AIM OF THE EXERCISE
When you repeat the entries below, please keep them exact and leave out the pictures.

* * * *

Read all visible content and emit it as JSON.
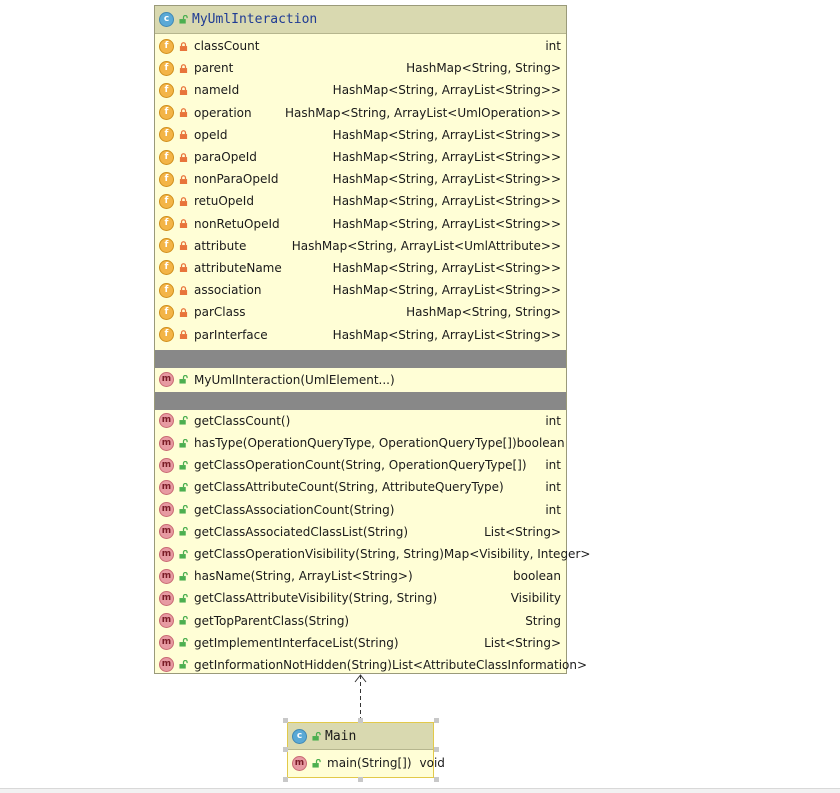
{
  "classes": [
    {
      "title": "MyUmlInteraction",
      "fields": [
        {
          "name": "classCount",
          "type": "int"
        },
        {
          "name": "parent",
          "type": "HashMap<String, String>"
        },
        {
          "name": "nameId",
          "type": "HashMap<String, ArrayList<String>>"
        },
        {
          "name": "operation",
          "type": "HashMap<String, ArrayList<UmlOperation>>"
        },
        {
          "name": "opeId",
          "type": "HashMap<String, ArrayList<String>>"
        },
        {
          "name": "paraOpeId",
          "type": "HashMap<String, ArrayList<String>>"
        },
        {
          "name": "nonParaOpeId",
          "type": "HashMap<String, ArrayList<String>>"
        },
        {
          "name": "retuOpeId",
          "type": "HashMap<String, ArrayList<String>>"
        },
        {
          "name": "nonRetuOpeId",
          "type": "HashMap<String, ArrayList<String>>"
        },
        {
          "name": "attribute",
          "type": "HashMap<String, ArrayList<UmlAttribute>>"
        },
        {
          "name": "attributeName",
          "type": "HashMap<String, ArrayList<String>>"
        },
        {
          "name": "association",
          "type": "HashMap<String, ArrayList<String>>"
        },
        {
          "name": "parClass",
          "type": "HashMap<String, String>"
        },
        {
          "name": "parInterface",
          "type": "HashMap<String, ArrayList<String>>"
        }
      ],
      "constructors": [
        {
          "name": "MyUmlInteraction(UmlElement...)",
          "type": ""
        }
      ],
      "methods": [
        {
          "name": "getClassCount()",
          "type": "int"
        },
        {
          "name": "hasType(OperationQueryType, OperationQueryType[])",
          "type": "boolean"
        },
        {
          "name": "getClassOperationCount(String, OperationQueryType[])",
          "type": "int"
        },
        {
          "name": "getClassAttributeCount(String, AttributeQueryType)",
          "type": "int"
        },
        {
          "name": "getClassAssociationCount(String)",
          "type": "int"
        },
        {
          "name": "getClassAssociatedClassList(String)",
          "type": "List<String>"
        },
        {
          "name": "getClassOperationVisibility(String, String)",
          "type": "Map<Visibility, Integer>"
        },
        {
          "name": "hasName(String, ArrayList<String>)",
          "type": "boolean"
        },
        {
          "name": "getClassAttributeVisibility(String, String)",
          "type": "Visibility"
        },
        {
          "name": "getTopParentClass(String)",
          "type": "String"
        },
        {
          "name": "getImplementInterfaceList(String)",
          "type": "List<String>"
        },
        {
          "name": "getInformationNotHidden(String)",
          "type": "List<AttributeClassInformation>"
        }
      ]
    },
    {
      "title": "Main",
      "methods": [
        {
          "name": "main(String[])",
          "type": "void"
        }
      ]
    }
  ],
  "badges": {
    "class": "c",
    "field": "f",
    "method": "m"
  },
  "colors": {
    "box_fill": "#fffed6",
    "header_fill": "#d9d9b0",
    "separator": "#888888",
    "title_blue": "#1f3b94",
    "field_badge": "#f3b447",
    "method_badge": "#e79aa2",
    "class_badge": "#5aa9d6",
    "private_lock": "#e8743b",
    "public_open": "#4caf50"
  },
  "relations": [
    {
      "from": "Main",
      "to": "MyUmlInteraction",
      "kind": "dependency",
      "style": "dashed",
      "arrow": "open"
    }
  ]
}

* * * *

RESPONSE AREA
Read all visible content and emit it as JSON.
{
  "classes": [
    {
      "title": "MyUmlInteraction",
      "fields": [
        {
          "name": "classCount",
          "type": "int"
        },
        {
          "name": "parent",
          "type": "HashMap<String, String>"
        },
        {
          "name": "nameId",
          "type": "HashMap<String, ArrayList<String>>"
        },
        {
          "name": "operation",
          "type": "HashMap<String, ArrayList<UmlOperation>>"
        },
        {
          "name": "opeId",
          "type": "HashMap<String, ArrayList<String>>"
        },
        {
          "name": "paraOpeId",
          "type": "HashMap<String, ArrayList<String>>"
        },
        {
          "name": "nonParaOpeId",
          "type": "HashMap<String, ArrayList<String>>"
        },
        {
          "name": "retuOpeId",
          "type": "HashMap<String, ArrayList<String>>"
        },
        {
          "name": "nonRetuOpeId",
          "type": "HashMap<String, ArrayList<String>>"
        },
        {
          "name": "attribute",
          "type": "HashMap<String, ArrayList<UmlAttribute>>"
        },
        {
          "name": "attributeName",
          "type": "HashMap<String, ArrayList<String>>"
        },
        {
          "name": "association",
          "type": "HashMap<String, ArrayList<String>>"
        },
        {
          "name": "parClass",
          "type": "HashMap<String, String>"
        },
        {
          "name": "parInterface",
          "type": "HashMap<String, ArrayList<String>>"
        }
      ],
      "constructors": [
        {
          "name": "MyUmlInteraction(UmlElement...)",
          "type": ""
        }
      ],
      "methods": [
        {
          "name": "getClassCount()",
          "type": "int"
        },
        {
          "name": "hasType(OperationQueryType, OperationQueryType[])",
          "type": "boolean"
        },
        {
          "name": "getClassOperationCount(String, OperationQueryType[])",
          "type": "int"
        },
        {
          "name": "getClassAttributeCount(String, AttributeQueryType)",
          "type": "int"
        },
        {
          "name": "getClassAssociationCount(String)",
          "type": "int"
        },
        {
          "name": "getClassAssociatedClassList(String)",
          "type": "List<String>"
        },
        {
          "name": "getClassOperationVisibility(String, String)",
          "type": "Map<Visibility, Integer>"
        },
        {
          "name": "hasName(String, ArrayList<String>)",
          "type": "boolean"
        },
        {
          "name": "getClassAttributeVisibility(String, String)",
          "type": "Visibility"
        },
        {
          "name": "getTopParentClass(String)",
          "type": "String"
        },
        {
          "name": "getImplementInterfaceList(String)",
          "type": "List<String>"
        },
        {
          "name": "getInformationNotHidden(String)",
          "type": "List<AttributeClassInformation>"
        }
      ]
    },
    {
      "title": "Main",
      "methods": [
        {
          "name": "main(String[])",
          "type": "void"
        }
      ]
    }
  ],
  "badges": {
    "class": "c",
    "field": "f",
    "method": "m"
  },
  "colors": {
    "box_fill": "#fffed6",
    "header_fill": "#d9d9b0",
    "separator": "#888888",
    "title_blue": "#1f3b94",
    "field_badge": "#f3b447",
    "method_badge": "#e79aa2",
    "class_badge": "#5aa9d6",
    "private_lock": "#e8743b",
    "public_open": "#4caf50"
  },
  "relations": [
    {
      "from": "Main",
      "to": "MyUmlInteraction",
      "kind": "dependency",
      "style": "dashed",
      "arrow": "open"
    }
  ]
}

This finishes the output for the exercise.